WHAT IS REQUIRED:
With pictures omitted, output the records below exactly as they appear.

TASK INPUT:
+===+

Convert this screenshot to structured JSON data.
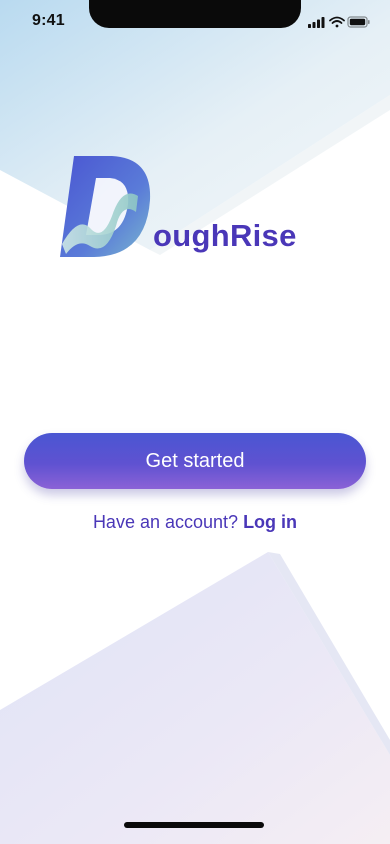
{
  "status_bar": {
    "time": "9:41",
    "icons": [
      "signal-icon",
      "wifi-icon",
      "battery-icon"
    ]
  },
  "brand": {
    "logo_letter": "D",
    "logo_rest": "oughRise",
    "color": "#4a37b8"
  },
  "actions": {
    "primary_label": "Get started",
    "account_prompt": "Have an account?",
    "login_label": "Log in"
  },
  "colors": {
    "accent": "#4a37b8",
    "button_top": "#4a56d2",
    "button_bottom": "#8b62d6"
  }
}
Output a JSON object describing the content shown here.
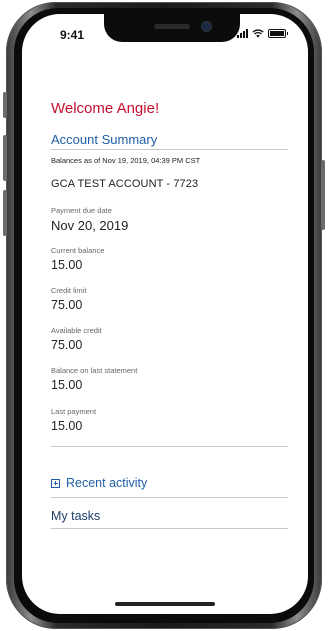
{
  "status_bar": {
    "time": "9:41",
    "icons": [
      "signal-icon",
      "wifi-icon",
      "battery-icon"
    ]
  },
  "welcome": "Welcome Angie!",
  "account_summary": {
    "title": "Account Summary",
    "balances_as_of": "Balances as of Nov 19, 2019, 04:39 PM CST",
    "account_name": "GCA TEST ACCOUNT - 7723",
    "fields": [
      {
        "label": "Payment due date",
        "value": "Nov 20, 2019"
      },
      {
        "label": "Current balance",
        "value": "15.00"
      },
      {
        "label": "Credit limit",
        "value": "75.00"
      },
      {
        "label": "Available credit",
        "value": "75.00"
      },
      {
        "label": "Balance on last statement",
        "value": "15.00"
      },
      {
        "label": "Last payment",
        "value": "15.00"
      }
    ]
  },
  "recent_activity": "Recent activity",
  "my_tasks": "My tasks",
  "colors": {
    "welcome": "#c8102e",
    "accent": "#1f5fa8",
    "rule": "#c9c9c9"
  }
}
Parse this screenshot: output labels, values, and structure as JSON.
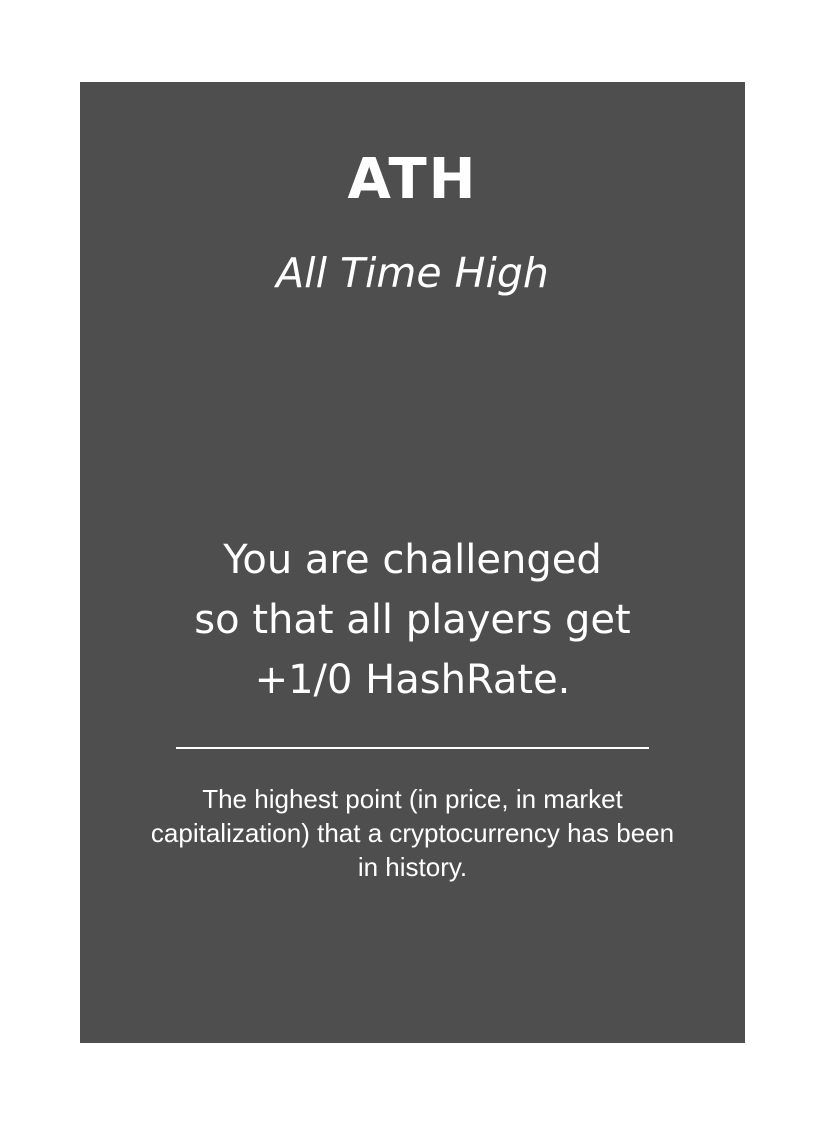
{
  "card": {
    "title": "ATH",
    "subtitle": "All Time High",
    "effect_lines": [
      "You are challenged",
      "so that all players get",
      "+1/0 HashRate."
    ],
    "flavor": "The highest point (in price, in market capitalization) that a cryptocurrency has been in history.",
    "colors": {
      "background": "#4e4e4e",
      "text": "#ffffff",
      "page": "#ffffff"
    }
  }
}
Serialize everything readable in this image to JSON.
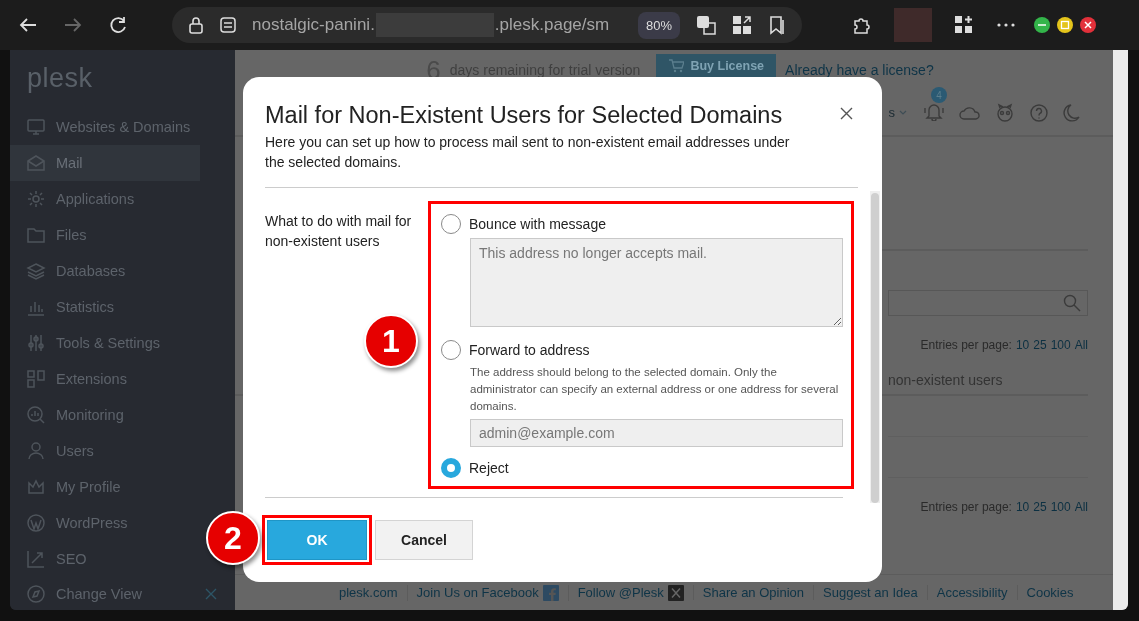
{
  "browser": {
    "address_start": "nostalgic-panini.",
    "address_end": ".plesk.page/sm",
    "zoom": "80%"
  },
  "sidebar": {
    "logo": "plesk",
    "items": [
      {
        "label": "Websites & Domains",
        "selected": false
      },
      {
        "label": "Mail",
        "selected": true
      },
      {
        "label": "Applications",
        "selected": false
      },
      {
        "label": "Files",
        "selected": false
      },
      {
        "label": "Databases",
        "selected": false
      },
      {
        "label": "Statistics",
        "selected": false
      },
      {
        "label": "Tools & Settings",
        "selected": false
      },
      {
        "label": "Extensions",
        "selected": false
      },
      {
        "label": "Monitoring",
        "selected": false
      },
      {
        "label": "Users",
        "selected": false
      },
      {
        "label": "My Profile",
        "selected": false
      },
      {
        "label": "WordPress",
        "selected": false
      },
      {
        "label": "SEO",
        "selected": false
      }
    ],
    "footer_item": "Change View"
  },
  "trial": {
    "days": "6",
    "text": "days remaining for trial version",
    "buy_button": "Buy License",
    "license_link": "Already have a license?"
  },
  "toolbar": {
    "menu_fragment": "s",
    "notification_count": "4"
  },
  "list": {
    "heading_fragment": "non-existent users",
    "pagers": [
      {
        "label": "Entries per page:",
        "options": [
          "10",
          "25",
          "100",
          "All"
        ]
      },
      {
        "label": "Entries per page:",
        "options": [
          "10",
          "25",
          "100",
          "All"
        ]
      }
    ]
  },
  "footer": {
    "links": [
      {
        "label": "plesk.com",
        "kind": "plain"
      },
      {
        "label": "Join Us on Facebook",
        "kind": "facebook"
      },
      {
        "label": "Follow @Plesk",
        "kind": "x"
      },
      {
        "label": "Share an Opinion",
        "kind": "plain"
      },
      {
        "label": "Suggest an Idea",
        "kind": "plain"
      },
      {
        "label": "Accessibility",
        "kind": "plain"
      },
      {
        "label": "Cookies",
        "kind": "plain"
      }
    ]
  },
  "dialog": {
    "title": "Mail for Non-Existent Users for Selected Domains",
    "description": "Here you can set up how to process mail sent to non-existent email addresses under the selected domains.",
    "field_label": "What to do with mail for non-existent users",
    "options": [
      {
        "kind": "textarea",
        "label": "Bounce with message",
        "selected": false,
        "value": "This address no longer accepts mail.",
        "disabled": true
      },
      {
        "kind": "input",
        "label": "Forward to address",
        "selected": false,
        "hint": "The address should belong to the selected domain. Only the administrator can specify an external address or one address for several domains.",
        "placeholder": "admin@example.com",
        "disabled": true
      },
      {
        "kind": "plain",
        "label": "Reject",
        "selected": true
      }
    ],
    "buttons": [
      {
        "label": "OK",
        "kind": "primary"
      },
      {
        "label": "Cancel",
        "kind": "secondary"
      }
    ]
  },
  "callouts": [
    {
      "number": "1"
    },
    {
      "number": "2"
    }
  ]
}
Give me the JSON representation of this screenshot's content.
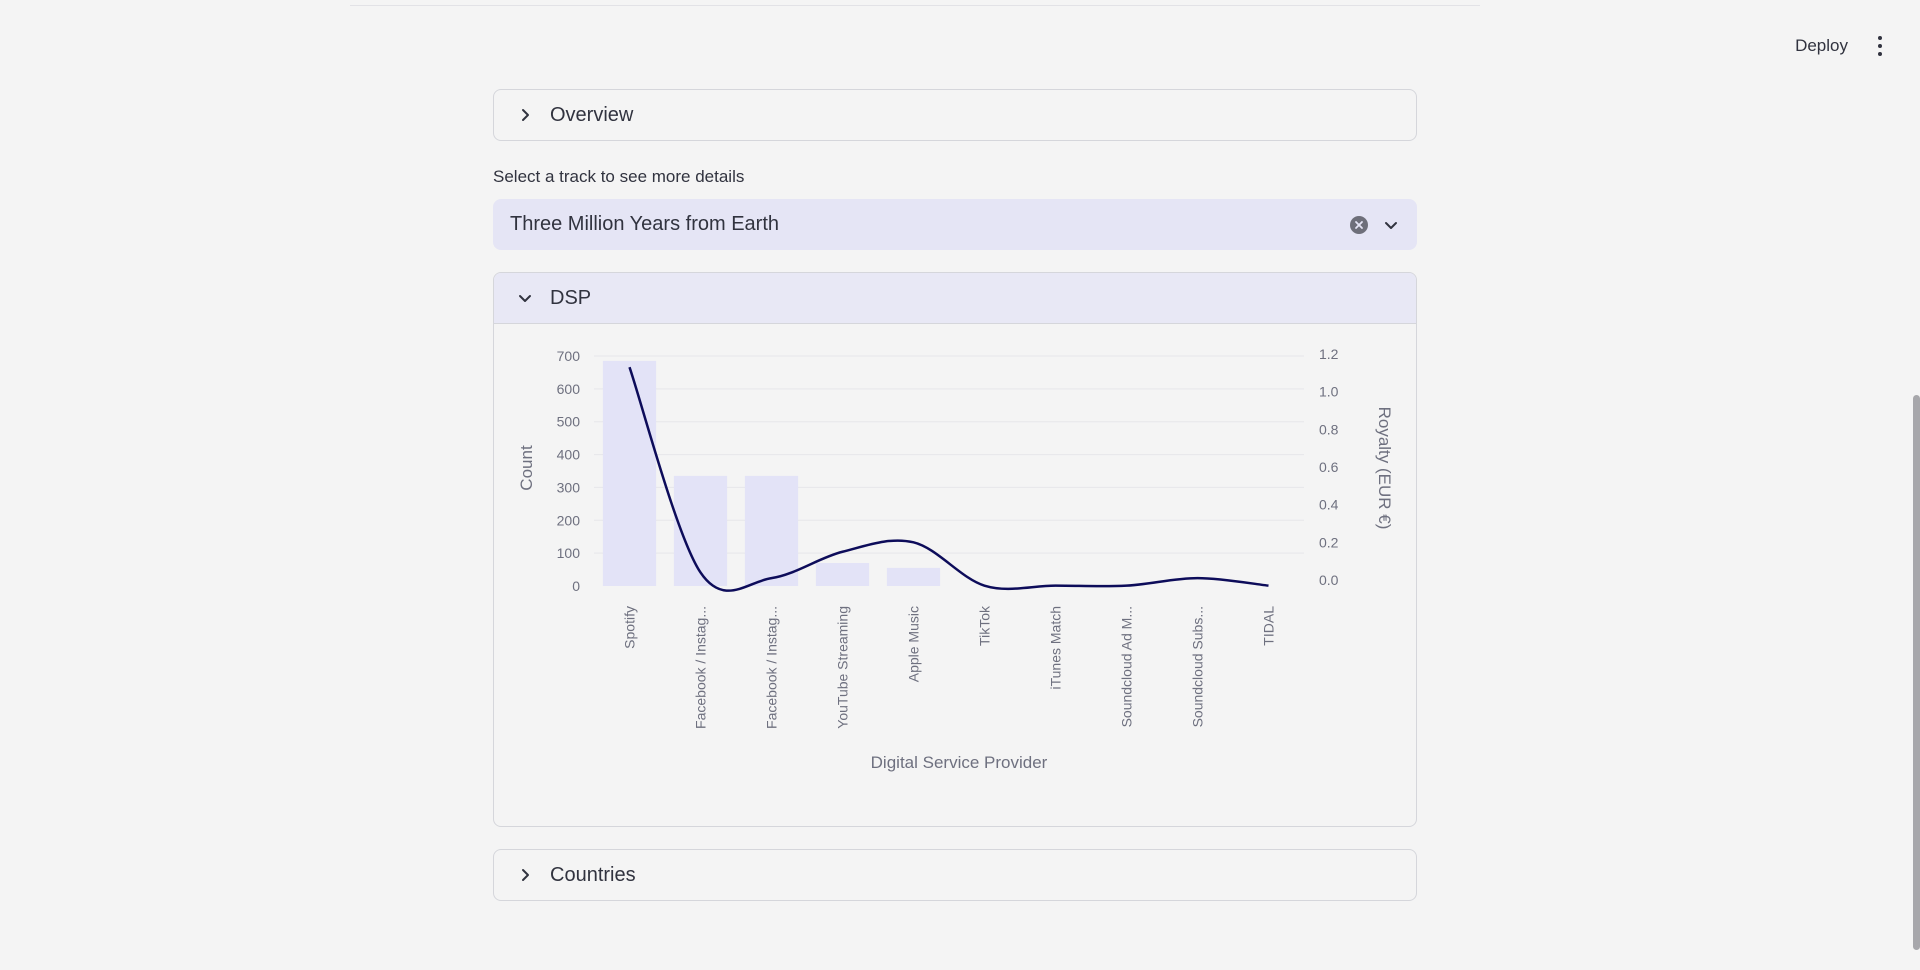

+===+

OUTPUT OF THE TASK:
Convert this screenshot to structured JSON data.
{
  "status_bar": {
    "time": "9:41",
    "icons": [
      "signal-icon",
      "wifi-icon",
      "battery-icon"
    ]
  },
  "brand": {
    "logo_letter": "D",
    "logo_rest": "oughRise",
    "color": "#4a37b8"
  },
  "actions": {
    "primary_label": "Get started",
    "account_prompt": "Have an account?",
    "login_label": "Log in"
  },
  "colors": {
    "accent": "#4a37b8",
    "button_top": "#4a56d2",
    "button_bottom": "#8b62d6"
  }
}
Output a JSON object describing the content shown here.
{
  "status_bar": {
    "time": "9:41",
    "icons": [
      "signal-icon",
      "wifi-icon",
      "battery-icon"
    ]
  },
  "welcome": "Welcome Angie!",
  "account_summary": {
    "title": "Account Summary",
    "balances_as_of": "Balances as of Nov 19, 2019, 04:39 PM CST",
    "account_name": "GCA TEST ACCOUNT - 7723",
    "fields": [
      {
        "label": "Payment due date",
        "value": "Nov 20, 2019"
      },
      {
        "label": "Current balance",
        "value": "15.00"
      },
      {
        "label": "Credit limit",
        "value": "75.00"
      },
      {
        "label": "Available credit",
        "value": "75.00"
      },
      {
        "label": "Balance on last statement",
        "value": "15.00"
      },
      {
        "label": "Last payment",
        "value": "15.00"
      }
    ]
  },
  "recent_activity": "Recent activity",
  "my_tasks": "My tasks",
  "colors": {
    "welcome": "#c8102e",
    "accent": "#1f5fa8",
    "rule": "#c9c9c9"
  }
}
Parse this screenshot: output labels, values, and structure as JSON.
{
  "card": {
    "title": "ATH",
    "subtitle": "All Time High",
    "effect_lines": [
      "You are challenged",
      "so that all players get",
      "+1/0 HashRate."
    ],
    "flavor": "The highest point (in price, in market capitalization) that a cryptocurrency has been in history.",
    "colors": {
      "background": "#4e4e4e",
      "text": "#ffffff",
      "page": "#ffffff"
    }
  }
}
Serialize everything readable in this image to JSON.
{
  "browser": {
    "address_start": "nostalgic-panini.",
    "address_end": ".plesk.page/sm",
    "zoom": "80%"
  },
  "sidebar": {
    "logo": "plesk",
    "items": [
      {
        "label": "Websites & Domains",
        "selected": false
      },
      {
        "label": "Mail",
        "selected": true
      },
      {
        "label": "Applications",
        "selected": false
      },
      {
        "label": "Files",
        "selected": false
      },
      {
        "label": "Databases",
        "selected": false
      },
      {
        "label": "Statistics",
        "selected": false
      },
      {
        "label": "Tools & Settings",
        "selected": false
      },
      {
        "label": "Extensions",
        "selected": false
      },
      {
        "label": "Monitoring",
        "selected": false
      },
      {
        "label": "Users",
        "selected": false
      },
      {
        "label": "My Profile",
        "selected": false
      },
      {
        "label": "WordPress",
        "selected": false
      },
      {
        "label": "SEO",
        "selected": false
      }
    ],
    "footer_item": "Change View"
  },
  "trial": {
    "days": "6",
    "text": "days remaining for trial version",
    "buy_button": "Buy License",
    "license_link": "Already have a license?"
  },
  "toolbar": {
    "menu_fragment": "s",
    "notification_count": "4"
  },
  "list": {
    "heading_fragment": "non-existent users",
    "pagers": [
      {
        "label": "Entries per page:",
        "options": [
          "10",
          "25",
          "100",
          "All"
        ]
      },
      {
        "label": "Entries per page:",
        "options": [
          "10",
          "25",
          "100",
          "All"
        ]
      }
    ]
  },
  "footer": {
    "links": [
      {
        "label": "plesk.com",
        "kind": "plain"
      },
      {
        "label": "Join Us on Facebook",
        "kind": "facebook"
      },
      {
        "label": "Follow @Plesk",
        "kind": "x"
      },
      {
        "label": "Share an Opinion",
        "kind": "plain"
      },
      {
        "label": "Suggest an Idea",
        "kind": "plain"
      },
      {
        "label": "Accessibility",
        "kind": "plain"
      },
      {
        "label": "Cookies",
        "kind": "plain"
      }
    ]
  },
  "dialog": {
    "title": "Mail for Non-Existent Users for Selected Domains",
    "description": "Here you can set up how to process mail sent to non-existent email addresses under the selected domains.",
    "field_label": "What to do with mail for non-existent users",
    "options": [
      {
        "kind": "textarea",
        "label": "Bounce with message",
        "selected": false,
        "value": "This address no longer accepts mail.",
        "disabled": true
      },
      {
        "kind": "input",
        "label": "Forward to address",
        "selected": false,
        "hint": "The address should belong to the selected domain. Only the administrator can specify an external address or one address for several domains.",
        "placeholder": "admin@example.com",
        "disabled": true
      },
      {
        "kind": "plain",
        "label": "Reject",
        "selected": true
      }
    ],
    "buttons": [
      {
        "label": "OK",
        "kind": "primary"
      },
      {
        "label": "Cancel",
        "kind": "secondary"
      }
    ]
  },
  "callouts": [
    {
      "number": "1"
    },
    {
      "number": "2"
    }
  ]
}
Give me the JSON representation of this screenshot's content.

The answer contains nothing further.